The WHO spokeswoman said Haitian authorities asked for assistance with the outbreak of diarrhoea and vomiting.
"Although we cannot confirm the nature of this illness until the laboratory results are given to us we are concerned at the speed which which it has spread."
Haitian officials said on Thursday that 135 people had died and 1,500 people were taken ill with the disease.
The outbreak is being blamed on the Artibonite river, an artery crossing Haiti's rural center that thousands of people use for much of their daily activities from washing to cooking.
The WHO said Friday that 150 had died, with the same number infected.

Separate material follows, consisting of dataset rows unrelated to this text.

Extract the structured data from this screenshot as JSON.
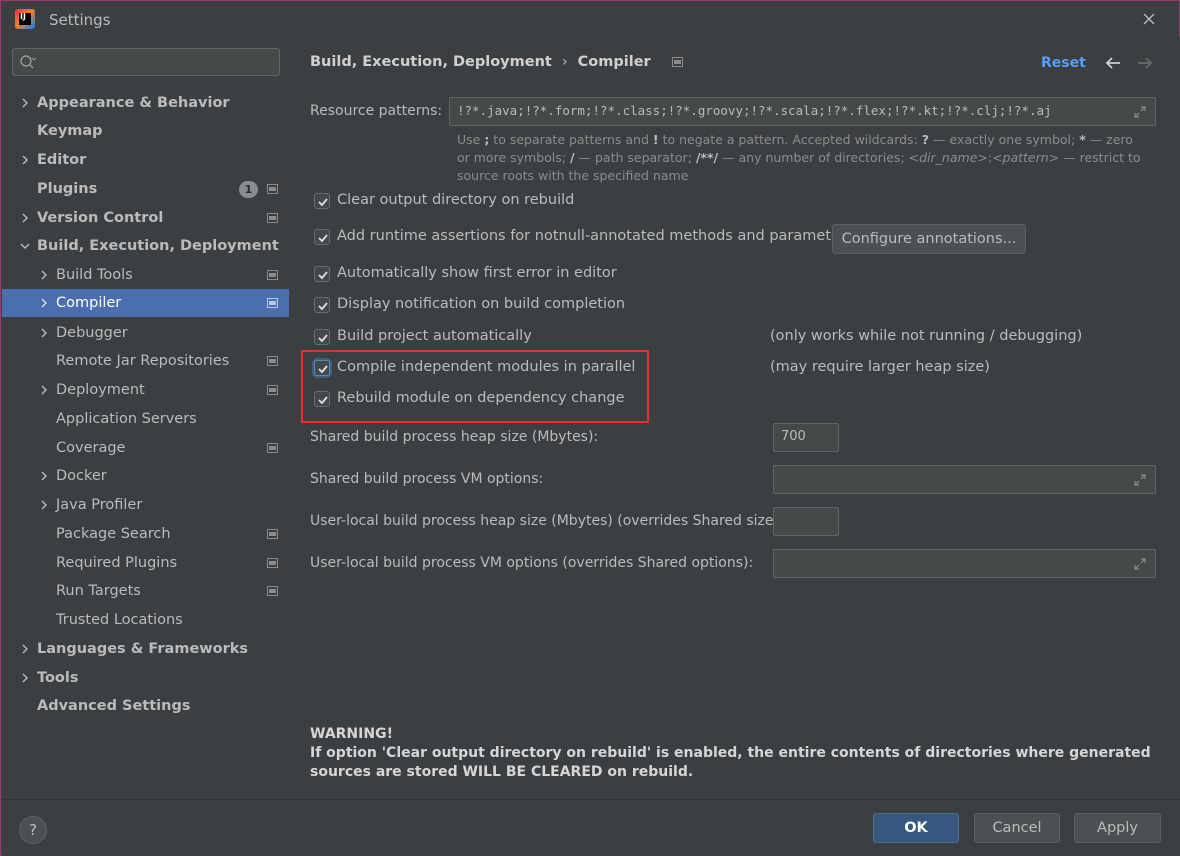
{
  "window": {
    "title": "Settings"
  },
  "sidebar": {
    "search": {
      "value": "",
      "placeholder": ""
    },
    "items": [
      {
        "label": "Appearance & Behavior",
        "bold": true,
        "chevron": true
      },
      {
        "label": "Keymap",
        "bold": true,
        "chevron": false
      },
      {
        "label": "Editor",
        "bold": true,
        "chevron": true
      },
      {
        "label": "Plugins",
        "bold": true,
        "chevron": false,
        "badge": "1"
      },
      {
        "label": "Version Control",
        "bold": true,
        "chevron": true
      },
      {
        "label": "Build, Execution, Deployment",
        "bold": true,
        "chevron": true,
        "expanded": true
      },
      {
        "label": "Build Tools",
        "chevron": true
      },
      {
        "label": "Compiler",
        "chevron": true,
        "selected": true
      },
      {
        "label": "Debugger",
        "chevron": true
      },
      {
        "label": "Remote Jar Repositories",
        "chevron": false
      },
      {
        "label": "Deployment",
        "chevron": true
      },
      {
        "label": "Application Servers",
        "chevron": false
      },
      {
        "label": "Coverage",
        "chevron": false
      },
      {
        "label": "Docker",
        "chevron": true
      },
      {
        "label": "Java Profiler",
        "chevron": true
      },
      {
        "label": "Package Search",
        "chevron": false
      },
      {
        "label": "Required Plugins",
        "chevron": false
      },
      {
        "label": "Run Targets",
        "chevron": false
      },
      {
        "label": "Trusted Locations",
        "chevron": false
      },
      {
        "label": "Languages & Frameworks",
        "bold": true,
        "chevron": true
      },
      {
        "label": "Tools",
        "bold": true,
        "chevron": true
      },
      {
        "label": "Advanced Settings",
        "bold": true,
        "chevron": false
      }
    ]
  },
  "header": {
    "breadcrumb_parent": "Build, Execution, Deployment",
    "breadcrumb_separator": "›",
    "breadcrumb_current": "Compiler",
    "reset_label": "Reset"
  },
  "compiler": {
    "resource_patterns_label": "Resource patterns:",
    "resource_patterns_value": "!?*.java;!?*.form;!?*.class;!?*.groovy;!?*.scala;!?*.flex;!?*.kt;!?*.clj;!?*.aj",
    "hint": {
      "p1": "Use ",
      "semicolon": ";",
      "p2": " to separate patterns and ",
      "bang": "!",
      "p3": " to negate a pattern. Accepted wildcards: ",
      "q": "?",
      "p4": " — exactly one symbol; ",
      "star": "*",
      "p5": " — zero or more symbols; ",
      "slash": "/",
      "p6": " — path separator; ",
      "dstar": "/**/",
      "p7": " — any number of directories; ",
      "dir_name": "<dir_name>",
      "colon": ":",
      "pattern": "<pattern>",
      "p8": " — restrict to source roots with the specified name"
    },
    "options": {
      "clear_output": "Clear output directory on rebuild",
      "runtime_assertions": "Add runtime assertions for notnull-annotated methods and parameters",
      "configure_annotations": "Configure annotations...",
      "show_first_error": "Automatically show first error in editor",
      "display_notification": "Display notification on build completion",
      "build_automatically": "Build project automatically",
      "build_automatically_note": "(only works while not running / debugging)",
      "compile_parallel": "Compile independent modules in parallel",
      "compile_parallel_note": "(may require larger heap size)",
      "rebuild_on_change": "Rebuild module on dependency change"
    },
    "shared_heap_label": "Shared build process heap size (Mbytes):",
    "shared_heap_value": "700",
    "shared_vm_label": "Shared build process VM options:",
    "shared_vm_value": "",
    "user_heap_label": "User-local build process heap size (Mbytes) (overrides Shared size):",
    "user_heap_value": "",
    "user_vm_label": "User-local build process VM options (overrides Shared options):",
    "user_vm_value": "",
    "warning_title": "WARNING!",
    "warning_text": "If option 'Clear output directory on rebuild' is enabled, the entire contents of directories where generated sources are stored WILL BE CLEARED on rebuild."
  },
  "footer": {
    "help_label": "?",
    "ok_label": "OK",
    "cancel_label": "Cancel",
    "apply_label": "Apply"
  },
  "colors": {
    "background": "#3c3f41",
    "selection": "#4b6eaf",
    "accent_link": "#589df6",
    "primary_button": "#365880",
    "highlight_annotation": "#e03131"
  }
}
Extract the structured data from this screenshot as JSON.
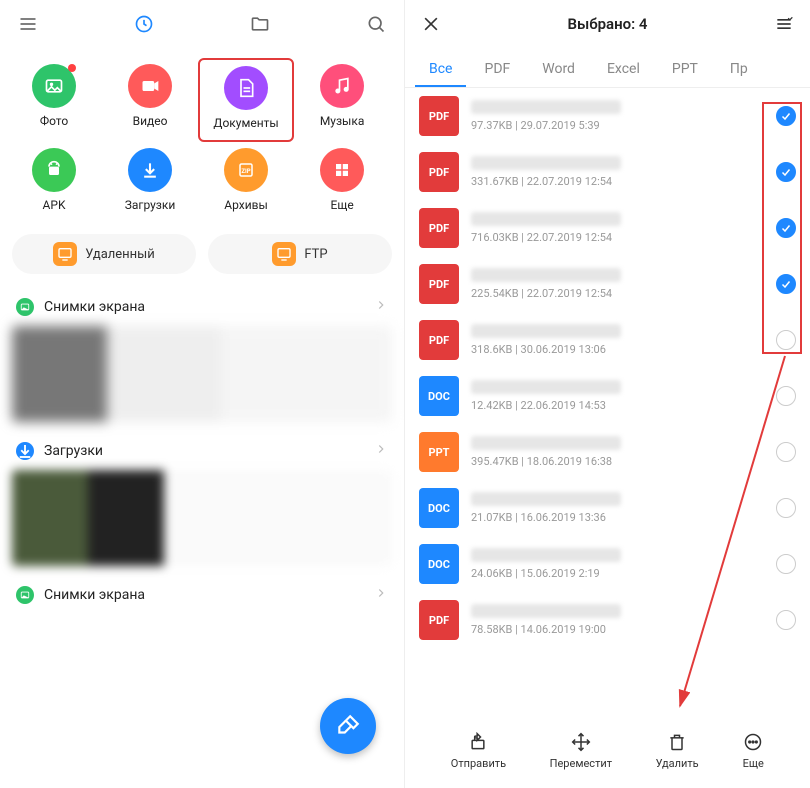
{
  "colors": {
    "blue": "#1e88ff",
    "annotation": "#e23b3b",
    "photo": "#2ec46a",
    "video": "#ff5a5a",
    "docs": "#a24dff",
    "music": "#ff4f7b",
    "apk": "#3bc956",
    "download": "#1e88ff",
    "zip": "#ff9b2d",
    "more": "#ff5a5a",
    "remote": "#ff9b2d",
    "ftp": "#ff9b2d",
    "pdf": "#e23b3b",
    "doc": "#1e88ff",
    "ppt": "#ff7a2d",
    "screenshots": "#2ec46a",
    "downloads": "#1e88ff"
  },
  "left": {
    "categories": [
      {
        "key": "photo",
        "label": "Фото",
        "icon": "photo",
        "color": "photo",
        "dot": true
      },
      {
        "key": "video",
        "label": "Видео",
        "icon": "video",
        "color": "video"
      },
      {
        "key": "docs",
        "label": "Документы",
        "icon": "doc",
        "color": "docs",
        "highlighted": true
      },
      {
        "key": "music",
        "label": "Музыка",
        "icon": "music",
        "color": "music"
      },
      {
        "key": "apk",
        "label": "APK",
        "icon": "android",
        "color": "apk"
      },
      {
        "key": "downloads",
        "label": "Загрузки",
        "icon": "download",
        "color": "download"
      },
      {
        "key": "archives",
        "label": "Архивы",
        "icon": "zip",
        "color": "zip"
      },
      {
        "key": "more",
        "label": "Еще",
        "icon": "grid",
        "color": "more"
      }
    ],
    "pills": [
      {
        "key": "remote",
        "label": "Удаленный",
        "icon": "screen",
        "color": "remote"
      },
      {
        "key": "ftp",
        "label": "FTP",
        "icon": "screen",
        "color": "ftp"
      }
    ],
    "sections": [
      {
        "key": "screenshots1",
        "label": "Снимки экрана",
        "color": "screenshots",
        "icon": "image"
      },
      {
        "key": "downloads",
        "label": "Загрузки",
        "color": "downloads",
        "icon": "download"
      },
      {
        "key": "screenshots2",
        "label": "Снимки экрана",
        "color": "screenshots",
        "icon": "image"
      }
    ]
  },
  "right": {
    "title": "Выбрано: 4",
    "tabs": [
      {
        "key": "all",
        "label": "Все",
        "active": true
      },
      {
        "key": "pdf",
        "label": "PDF"
      },
      {
        "key": "word",
        "label": "Word"
      },
      {
        "key": "excel",
        "label": "Excel"
      },
      {
        "key": "ppt",
        "label": "PPT"
      },
      {
        "key": "other",
        "label": "Пр"
      }
    ],
    "files": [
      {
        "type": "PDF",
        "color": "pdf",
        "size": "97.37KB",
        "date": "29.07.2019 5:39",
        "selected": true
      },
      {
        "type": "PDF",
        "color": "pdf",
        "size": "331.67KB",
        "date": "22.07.2019 12:54",
        "selected": true
      },
      {
        "type": "PDF",
        "color": "pdf",
        "size": "716.03KB",
        "date": "22.07.2019 12:54",
        "selected": true
      },
      {
        "type": "PDF",
        "color": "pdf",
        "size": "225.54KB",
        "date": "22.07.2019 12:54",
        "selected": true
      },
      {
        "type": "PDF",
        "color": "pdf",
        "size": "318.6KB",
        "date": "30.06.2019 13:06",
        "selected": false
      },
      {
        "type": "DOC",
        "color": "doc",
        "size": "12.42KB",
        "date": "22.06.2019 14:53",
        "selected": false
      },
      {
        "type": "PPT",
        "color": "ppt",
        "size": "395.47KB",
        "date": "18.06.2019 16:38",
        "selected": false
      },
      {
        "type": "DOC",
        "color": "doc",
        "size": "21.07KB",
        "date": "16.06.2019 13:36",
        "selected": false
      },
      {
        "type": "DOC",
        "color": "doc",
        "size": "24.06KB",
        "date": "15.06.2019 2:19",
        "selected": false
      },
      {
        "type": "PDF",
        "color": "pdf",
        "size": "78.58KB",
        "date": "14.06.2019 19:00",
        "selected": false
      }
    ],
    "actions": [
      {
        "key": "send",
        "label": "Отправить",
        "icon": "share"
      },
      {
        "key": "move",
        "label": "Переместит",
        "icon": "move"
      },
      {
        "key": "delete",
        "label": "Удалить",
        "icon": "trash"
      },
      {
        "key": "more",
        "label": "Еще",
        "icon": "more"
      }
    ]
  }
}
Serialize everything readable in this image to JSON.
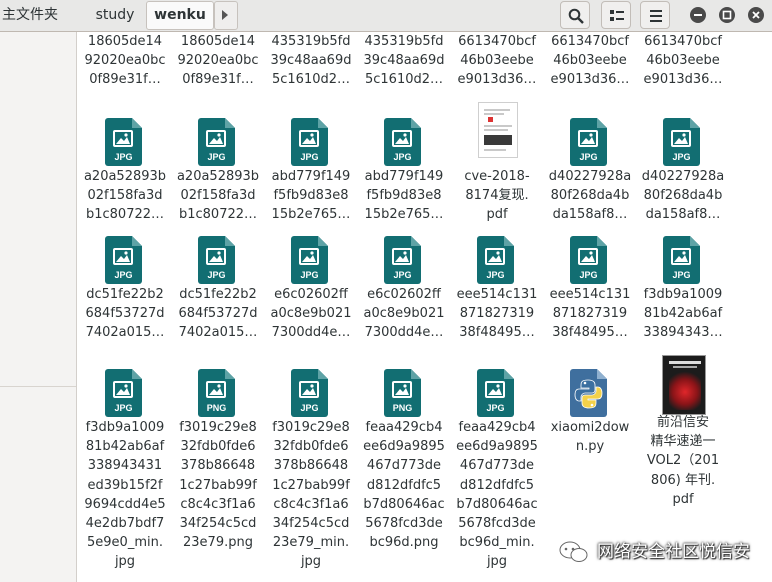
{
  "breadcrumb": {
    "home_label": "主文件夹",
    "items": [
      "study",
      "wenku"
    ]
  },
  "toolbar": {
    "search_icon": "search-icon",
    "view_options_icon": "view-options-icon",
    "menu_icon": "hamburger-menu-icon"
  },
  "window_controls": [
    "minimize-icon",
    "maximize-icon",
    "close-icon"
  ],
  "colors": {
    "image_icon_teal": "#126e72",
    "image_icon_fold": "#5ea3a6",
    "python_blue": "#3b6fa0",
    "python_yellow": "#f3d14a"
  },
  "files": [
    {
      "name": "18605de14\n92020ea0bc\n0f89e31f…",
      "type": "cut"
    },
    {
      "name": "18605de14\n92020ea0bc\n0f89e31f…",
      "type": "cut"
    },
    {
      "name": "435319b5fd\n39c48aa69d\n5c1610d2…",
      "type": "cut"
    },
    {
      "name": "435319b5fd\n39c48aa69d\n5c1610d2…",
      "type": "cut"
    },
    {
      "name": "6613470bcf\n46b03eebe\ne9013d36…",
      "type": "cut"
    },
    {
      "name": "6613470bcf\n46b03eebe\ne9013d36…",
      "type": "cut"
    },
    {
      "name": "6613470bcf\n46b03eebe\ne9013d36…",
      "type": "cut"
    },
    {
      "name": "a20a52893b\n02f158fa3d\nb1c80722…",
      "type": "jpg",
      "badge": "JPG"
    },
    {
      "name": "a20a52893b\n02f158fa3d\nb1c80722…",
      "type": "jpg",
      "badge": "JPG"
    },
    {
      "name": "abd779f149\nf5fb9d83e8\n15b2e765…",
      "type": "jpg",
      "badge": "JPG"
    },
    {
      "name": "abd779f149\nf5fb9d83e8\n15b2e765…",
      "type": "jpg",
      "badge": "JPG"
    },
    {
      "name": "cve-2018-\n8174复现.\npdf",
      "type": "pdf"
    },
    {
      "name": "d40227928a\n80f268da4b\nda158af8…",
      "type": "jpg",
      "badge": "JPG"
    },
    {
      "name": "d40227928a\n80f268da4b\nda158af8…",
      "type": "jpg",
      "badge": "JPG"
    },
    {
      "name": "dc51fe22b2\n684f53727d\n7402a015…",
      "type": "jpg",
      "badge": "JPG"
    },
    {
      "name": "dc51fe22b2\n684f53727d\n7402a015…",
      "type": "jpg",
      "badge": "JPG"
    },
    {
      "name": "e6c02602ff\na0c8e9b021\n7300dd4e…",
      "type": "jpg",
      "badge": "JPG"
    },
    {
      "name": "e6c02602ff\na0c8e9b021\n7300dd4e…",
      "type": "jpg",
      "badge": "JPG"
    },
    {
      "name": "eee514c131\n871827319\n38f48495…",
      "type": "jpg",
      "badge": "JPG"
    },
    {
      "name": "eee514c131\n871827319\n38f48495…",
      "type": "jpg",
      "badge": "JPG"
    },
    {
      "name": "f3db9a1009\n81b42ab6af\n33894343…",
      "type": "jpg",
      "badge": "JPG"
    },
    {
      "name": "f3db9a1009\n81b42ab6af\n338943431\ned39b15f2f\n9694cdd4e5\n4e2db7bdf7\n5e9e0_min.\njpg",
      "type": "jpg",
      "badge": "JPG"
    },
    {
      "name": "f3019c29e8\n32fdb0fde6\n378b86648\n1c27bab99f\nc8c4c3f1a6\n34f254c5cd\n23e79.png",
      "type": "png",
      "badge": "PNG"
    },
    {
      "name": "f3019c29e8\n32fdb0fde6\n378b86648\n1c27bab99f\nc8c4c3f1a6\n34f254c5cd\n23e79_min.\njpg",
      "type": "jpg",
      "badge": "JPG"
    },
    {
      "name": "feaa429cb4\nee6d9a9895\n467d773de\nd812dfdfc5\nb7d80646ac\n5678fcd3de\nbc96d.png",
      "type": "png",
      "badge": "PNG"
    },
    {
      "name": "feaa429cb4\nee6d9a9895\n467d773de\nd812dfdfc5\nb7d80646ac\n5678fcd3de\nbc96d_min.\njpg",
      "type": "jpg",
      "badge": "JPG"
    },
    {
      "name": "xiaomi2dow\nn.py",
      "type": "py"
    },
    {
      "name": "前沿信安\n精华速递一\nVOL2（201\n806) 年刊.\npdf",
      "type": "book"
    }
  ],
  "watermark": "网络安全社区悦信安"
}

Claude Surena, president of the Haitian Medical Association, told AFP that laboratory analysis on the outbreak in Saint Marc, about 100 kilometers (60 miles) north of the capital Port-Au-Prince, showed it was cholera.
Chaib said: "Medical teams have been mobilised including epidemiologists from our office in Washington, medical supplies are being provided to the local hospitals, including 10,000 boxes of rehydration tablets and water purification sachets."
More teams of international health experts in Haiti were also travelling to the area to assist the local authorities, she added.
The epidemic has grown in the past few days but had not reached the major camps for displaced people in and around Port-au-Prince further south.
The city was ravaged by a 7.0 earthquake in January that left 1.2 million people homeless.
But officials in the country fear an outbreak in densely populated tent cities that have poor sanitation and meager medical facilities has the potential of unleashing a public health disaster.
© 2010 AFP